Neil Lennon on the thinking behind St. Gallen bounce game

By Hamish Carton

July 5, 2019

Neil Lennon has spoken about the recently criticised bounce game Celtic played against St. Gallen’s under-21s. The Hoops decided to field a largely second-string team for the closed door match in Switzerland, just hours before the two first-teams did battle.

Celtic won the match 9-1 which prompted some criticism from sections of the support about how useful the exercise really was.

(Photo by Mark Runnacles/Getty Images)

However, speaking to the official Celtic YouTube, Lennon explained the thinking behind the match.

He said: “We had a big squad and didn’t want some of the players to get fifteen minutes against St. Gallen because that wouldn’t have benefitted them much.

“So we decided to split the squad and play two games against the development squad of St. Gallen as well as the first-team.

“You can get as much out of training as you possibly can but the actual match fitness is crucial at this stage.

“We wanted all of the players to get football minutes in their legs and, regardless of the opposition, their attitude was brilliant.”

Lennon’s St. Gallen idea was good

The majority of the Celtic support would be able to see the value behind playing two matches with different squads. Celtic effectively created 180 minutes of opportunity for their players as opposed to the original 90.

The match would barely have been talked about had it been passed off as a usual closed-door friendly. The criticism of some Celtic supporters came from the way the club reported on the game on their social media channels.

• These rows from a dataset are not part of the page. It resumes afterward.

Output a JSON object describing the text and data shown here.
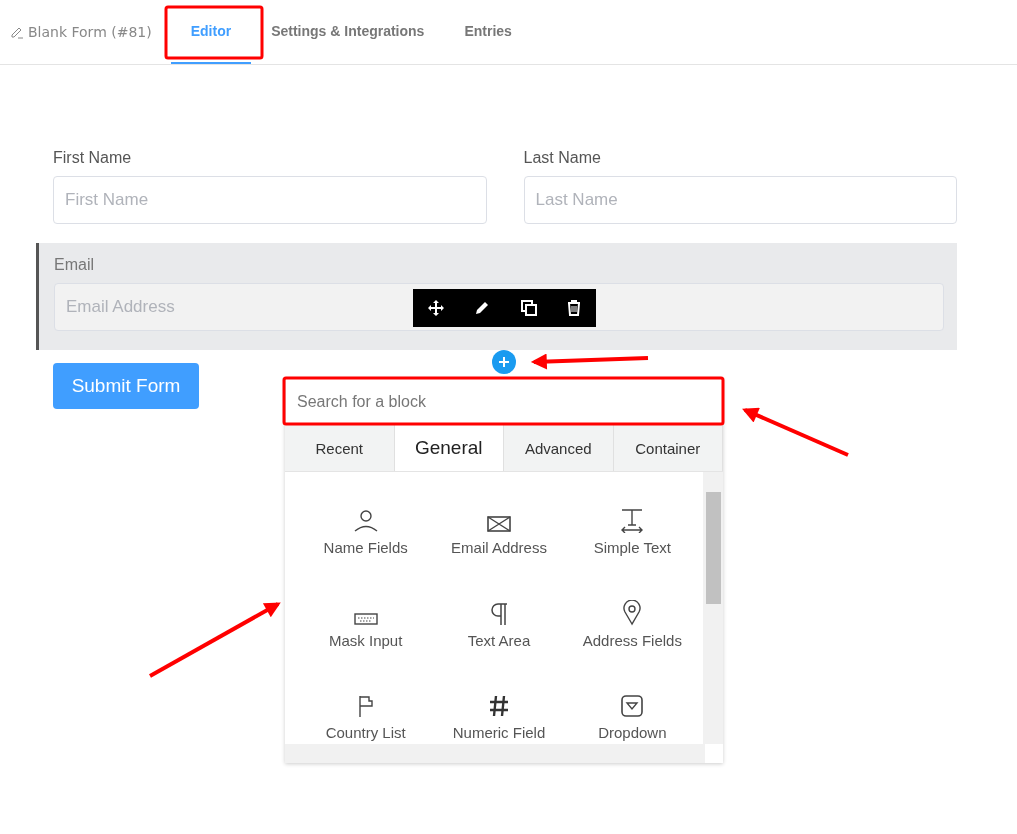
{
  "header": {
    "form_title": "Blank Form (#81)",
    "tabs": [
      {
        "label": "Editor",
        "selected": true
      },
      {
        "label": "Settings & Integrations",
        "selected": false
      },
      {
        "label": "Entries",
        "selected": false
      }
    ]
  },
  "form": {
    "row": [
      {
        "label": "First Name",
        "placeholder": "First Name"
      },
      {
        "label": "Last Name",
        "placeholder": "Last Name"
      }
    ],
    "email": {
      "label": "Email",
      "placeholder": "Email Address",
      "selected": true
    },
    "submit": "Submit Form"
  },
  "picker": {
    "search": {
      "placeholder": "Search for a block"
    },
    "tabs": [
      {
        "label": "Recent",
        "selected": false
      },
      {
        "label": "General",
        "selected": true
      },
      {
        "label": "Advanced",
        "selected": false
      },
      {
        "label": "Container",
        "selected": false
      }
    ],
    "blocks": [
      {
        "label": "Name Fields",
        "kind": "person"
      },
      {
        "label": "Email Address",
        "kind": "envelope"
      },
      {
        "label": "Simple Text",
        "kind": "text"
      },
      {
        "label": "Mask Input",
        "kind": "keyboard"
      },
      {
        "label": "Text Area",
        "kind": "paragraph"
      },
      {
        "label": "Address Fields",
        "kind": "pin"
      },
      {
        "label": "Country List",
        "kind": "flag"
      },
      {
        "label": "Numeric Field",
        "kind": "hash"
      },
      {
        "label": "Dropdown",
        "kind": "dropdown"
      }
    ]
  }
}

(Photo by Ian MacNicol/Getty Images)

Celtic really bigged up their performance, posting the highlights online and doing minute-by-minute updates. That seemed a little bit over the top considering we fielded a team including the likes of Ryan Christie and Leigh Griffiths against a youth side.

It would just have been nice for them to allow the match to pass off as a closed-door friendly should – without much chat. That would have made much more sense.